Website and app data records:

▼▼▼

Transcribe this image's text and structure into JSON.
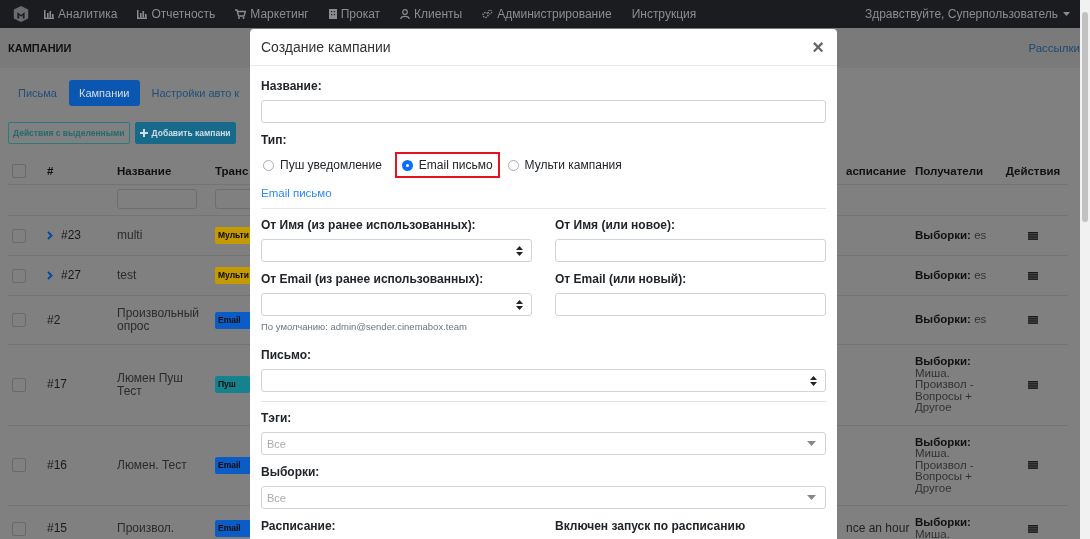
{
  "navbar": {
    "items": [
      {
        "label": "Аналитика"
      },
      {
        "label": "Отчетность"
      },
      {
        "label": "Маркетинг"
      },
      {
        "label": "Прокат"
      },
      {
        "label": "Клиенты"
      },
      {
        "label": "Администрирование"
      },
      {
        "label": "Инструкция"
      }
    ],
    "greeting": "Здравствуйте, Суперпользователь"
  },
  "page_header": {
    "title": "КАМПАНИИ",
    "link": "Рассылки"
  },
  "tabs": [
    {
      "label": "Письма",
      "selected": false
    },
    {
      "label": "Кампании",
      "selected": true
    },
    {
      "label": "Настройки авто к",
      "selected": false
    }
  ],
  "toolbar": {
    "bulk_button": "Действия с выделенными",
    "add_button": "Добавить кампани"
  },
  "table": {
    "header_checked": false,
    "columns": [
      "#",
      "Название",
      "Транс",
      "асписание",
      "Получатели",
      "Действия"
    ],
    "rows": [
      {
        "checked": false,
        "expandable": true,
        "number": "#23",
        "name": "multi",
        "badge": {
          "label": "Мульти",
          "color": "#c49a00"
        },
        "recipients": "**Выборки:** es"
      },
      {
        "checked": false,
        "expandable": true,
        "number": "#27",
        "name": "test",
        "badge": {
          "label": "Мульти",
          "color": "#c49a00"
        },
        "recipients": "**Выборки:** es"
      },
      {
        "checked": false,
        "expandable": false,
        "number": "#2",
        "name": "Произвольный опрос",
        "badge": {
          "label": "Email",
          "color": "#0b5cc4"
        },
        "recipients": "**Выборки:** es"
      },
      {
        "checked": false,
        "expandable": false,
        "number": "#17",
        "name": "Люмен Пуш Тест",
        "badge": {
          "label": "Пуш",
          "color": "#14838e"
        },
        "recipients": "**Выборки:** Миша. Произвол - Вопросы + Другое"
      },
      {
        "checked": false,
        "expandable": false,
        "number": "#16",
        "name": "Люмен. Тест",
        "badge": {
          "label": "Email",
          "color": "#0b5cc4"
        },
        "recipients": "**Выборки:** Миша. Произвол - Вопросы + Другое"
      },
      {
        "checked": false,
        "expandable": false,
        "number": "#15",
        "name": "Произвол.",
        "badge": {
          "label": "Email",
          "color": "#0b5cc4"
        },
        "schedule": "nce an hour",
        "recipients": "**Выборки:** Миша."
      }
    ]
  },
  "modal": {
    "title": "Создание кампании",
    "close": "×",
    "name_field": {
      "label": "Название:"
    },
    "type": {
      "label": "Тип:",
      "options": [
        {
          "label": "Пуш уведомление",
          "selected": false,
          "highlighted": false
        },
        {
          "label": "Email письмо",
          "selected": true,
          "highlighted": true
        },
        {
          "label": "Мульти кампания",
          "selected": false,
          "highlighted": false
        }
      ]
    },
    "type_link": "Email письмо",
    "from_name": {
      "select_label": "От Имя (из ранее использованных):",
      "input_label": "От Имя (или новое):"
    },
    "from_email": {
      "select_label": "От Email (из ранее использованных):",
      "input_label": "От Email (или новый):",
      "hint": "По умолчанию: admin@sender.cinemabox.team"
    },
    "letter": {
      "label": "Письмо:"
    },
    "tags": {
      "label": "Тэги:",
      "placeholder": "Все"
    },
    "segments": {
      "label": "Выборки:",
      "placeholder": "Все"
    },
    "schedule": {
      "label": "Расписание:"
    },
    "schedule_enabled": {
      "label": "Включен запуск по расписанию"
    }
  }
}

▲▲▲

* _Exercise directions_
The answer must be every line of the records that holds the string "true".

* _Solution to this exercise_
      "selected": true
        "expandable": true,
        "expandable": true,
          "selected": true,
          "highlighted": true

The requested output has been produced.